Type of Document Thesis Author Cline, Joshua URN etd-04122004-185045 Title Recollection and the Slave Boy Degree Master of Arts Department Philosophy, Department of Advisory Committee
Advisor Name Title Russell Dancy Committee Chair Peter Dalton Committee Member Slaveva Griffin Committee Member Keywords
Date of Defense 2004-03-17 Availability unrestricted AbstractThe purpose of this project is to investigate what recollection in the Meno entails. In other words, what does the demonstration with the slave intend to show? Does the slave boy recollect Forms? Does the boy recollect empirical as well as a priori truths? What is the difference between true belief and knowledge as presented in the demonstration? In order to answer these questions, I outline each of the slave boy’s responses to Socrates’ questions with the intent of figuring out when and if recollection occurs in the dialogue.
I begin this project by investigating whether or not sense experience is a factor in recollection. In other words, I investigate the role that the diagrams play in the demonstration. I are that the diagrams are a dispensable component in the process of recollection. The reason for this is that the process of recollection can be accomplished without their use. Plato’s ultimate intent in the demonstration is to show that the proof can only be done theoretically, that is, with the answer in front of the boy at the outset of the demonstration, the boy needs to work out the solution using his mind’s own resources.
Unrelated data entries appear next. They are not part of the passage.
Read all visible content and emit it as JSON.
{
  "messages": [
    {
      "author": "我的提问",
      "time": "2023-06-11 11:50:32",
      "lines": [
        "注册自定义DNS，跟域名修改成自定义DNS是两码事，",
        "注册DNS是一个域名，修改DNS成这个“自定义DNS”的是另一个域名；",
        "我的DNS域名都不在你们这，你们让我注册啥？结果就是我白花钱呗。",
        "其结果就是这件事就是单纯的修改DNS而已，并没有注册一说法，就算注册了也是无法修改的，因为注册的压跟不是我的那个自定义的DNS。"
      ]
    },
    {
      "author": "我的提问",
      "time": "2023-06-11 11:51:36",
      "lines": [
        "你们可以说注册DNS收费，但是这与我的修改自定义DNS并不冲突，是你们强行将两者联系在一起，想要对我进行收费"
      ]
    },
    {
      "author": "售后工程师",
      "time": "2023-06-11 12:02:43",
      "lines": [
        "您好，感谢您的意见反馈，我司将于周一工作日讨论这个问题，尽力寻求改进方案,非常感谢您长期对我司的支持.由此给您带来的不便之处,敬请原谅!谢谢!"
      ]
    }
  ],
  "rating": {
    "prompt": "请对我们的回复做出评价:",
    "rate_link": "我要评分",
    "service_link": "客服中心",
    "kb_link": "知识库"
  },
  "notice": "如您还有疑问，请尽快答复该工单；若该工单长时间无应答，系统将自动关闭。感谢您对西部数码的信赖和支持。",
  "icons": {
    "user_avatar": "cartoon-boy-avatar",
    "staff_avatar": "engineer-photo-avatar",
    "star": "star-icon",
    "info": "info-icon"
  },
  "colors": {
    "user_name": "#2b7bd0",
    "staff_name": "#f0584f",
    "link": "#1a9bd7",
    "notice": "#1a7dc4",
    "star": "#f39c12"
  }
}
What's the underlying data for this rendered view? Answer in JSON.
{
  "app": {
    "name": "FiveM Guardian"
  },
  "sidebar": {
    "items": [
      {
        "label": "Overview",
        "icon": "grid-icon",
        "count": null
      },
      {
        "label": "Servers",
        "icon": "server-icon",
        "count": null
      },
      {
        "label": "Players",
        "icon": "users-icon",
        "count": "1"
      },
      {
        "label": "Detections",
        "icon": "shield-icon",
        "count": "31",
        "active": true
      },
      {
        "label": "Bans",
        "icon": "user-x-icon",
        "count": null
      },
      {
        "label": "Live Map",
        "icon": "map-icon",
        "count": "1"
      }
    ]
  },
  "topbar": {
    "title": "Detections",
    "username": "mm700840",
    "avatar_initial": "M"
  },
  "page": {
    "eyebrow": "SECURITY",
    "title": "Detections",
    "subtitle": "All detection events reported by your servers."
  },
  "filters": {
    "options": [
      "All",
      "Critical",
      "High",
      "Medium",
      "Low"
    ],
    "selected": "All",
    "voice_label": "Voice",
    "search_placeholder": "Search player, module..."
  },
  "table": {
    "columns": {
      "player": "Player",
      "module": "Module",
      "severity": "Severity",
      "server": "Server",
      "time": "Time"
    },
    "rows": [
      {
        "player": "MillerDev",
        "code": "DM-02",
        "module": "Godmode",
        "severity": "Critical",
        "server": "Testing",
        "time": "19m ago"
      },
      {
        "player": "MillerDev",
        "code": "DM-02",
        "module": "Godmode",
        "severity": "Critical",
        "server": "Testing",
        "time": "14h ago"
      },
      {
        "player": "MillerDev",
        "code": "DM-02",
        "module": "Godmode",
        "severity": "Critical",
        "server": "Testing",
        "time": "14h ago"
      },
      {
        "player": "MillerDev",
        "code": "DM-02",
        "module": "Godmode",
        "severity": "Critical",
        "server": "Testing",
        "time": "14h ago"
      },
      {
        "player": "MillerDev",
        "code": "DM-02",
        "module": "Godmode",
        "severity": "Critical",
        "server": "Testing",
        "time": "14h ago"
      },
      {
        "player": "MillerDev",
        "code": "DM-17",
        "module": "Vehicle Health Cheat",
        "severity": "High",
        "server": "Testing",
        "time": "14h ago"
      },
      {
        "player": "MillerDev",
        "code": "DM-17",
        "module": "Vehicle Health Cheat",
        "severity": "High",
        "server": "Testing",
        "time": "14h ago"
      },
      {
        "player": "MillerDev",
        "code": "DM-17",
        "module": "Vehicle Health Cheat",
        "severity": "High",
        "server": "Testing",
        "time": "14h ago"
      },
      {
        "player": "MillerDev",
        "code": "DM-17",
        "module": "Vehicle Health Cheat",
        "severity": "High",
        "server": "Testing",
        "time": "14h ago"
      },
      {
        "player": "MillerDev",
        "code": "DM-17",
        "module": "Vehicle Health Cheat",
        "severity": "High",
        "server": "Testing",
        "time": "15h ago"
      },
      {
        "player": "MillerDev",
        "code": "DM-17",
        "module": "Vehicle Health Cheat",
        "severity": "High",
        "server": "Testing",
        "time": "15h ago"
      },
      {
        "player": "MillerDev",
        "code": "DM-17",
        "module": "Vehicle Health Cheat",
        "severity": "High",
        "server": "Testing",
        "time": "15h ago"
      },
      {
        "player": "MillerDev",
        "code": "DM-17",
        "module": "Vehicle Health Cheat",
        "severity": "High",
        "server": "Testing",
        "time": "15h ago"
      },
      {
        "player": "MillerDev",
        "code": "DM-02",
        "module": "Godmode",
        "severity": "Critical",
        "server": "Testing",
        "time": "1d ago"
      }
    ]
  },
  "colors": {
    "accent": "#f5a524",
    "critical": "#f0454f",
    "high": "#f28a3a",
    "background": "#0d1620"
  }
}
The second component of this project is Dominic Scott’s distinction between the interpretations of recollection ‘K’ and ‘D.’ According to ‘K’, recollection is used to explain how we form conceptual knowledge, understanding is therefore, the product of information provided by the senses and universal notions. According to ‘D’, the purpose of recollection is to scrape away all of the deceptive notions provided by sense experience to reveal the Forms which lie beneath.
My main target throughout is Scott’s interpretation ‘D.’ I argue that nowhere in the dialogue does Plato explicitly or implicitly that sense experience is deceptive or that it is necessary to connect with universal notions. Contrary to this interpretation, I argue that recollection in the Meno occurs as merely a rough deduction of an interlocutor’s questioning. In other words, the slave boy deduces from a series of questions provided by Socrates the answer to the geometrical problem.
My secondary target is Bedu-Addo, who contends that the purpose of recollection is to stir up true beliefs of what a square is like in order to connect with the Square Itself. I argue that Bedu-Addo’s thesis rests on a faulty interpretation of the text. Nowhere in the dialogue, in the demonstration or elsewhere, does Plato tell us that the purpose of recollection is to reconnect with the Forms.
Filename Size Approximate Download Time (Hours:Minutes:Seconds)
28.8 Modem 56K Modem ISDN (64 Kb) ISDN (128 Kb) Higher-speed Access ClineJSpring2004.pdf 369.93 Kb 00:01:42 00:00:52 00:00:46 00:00:23 00:00:01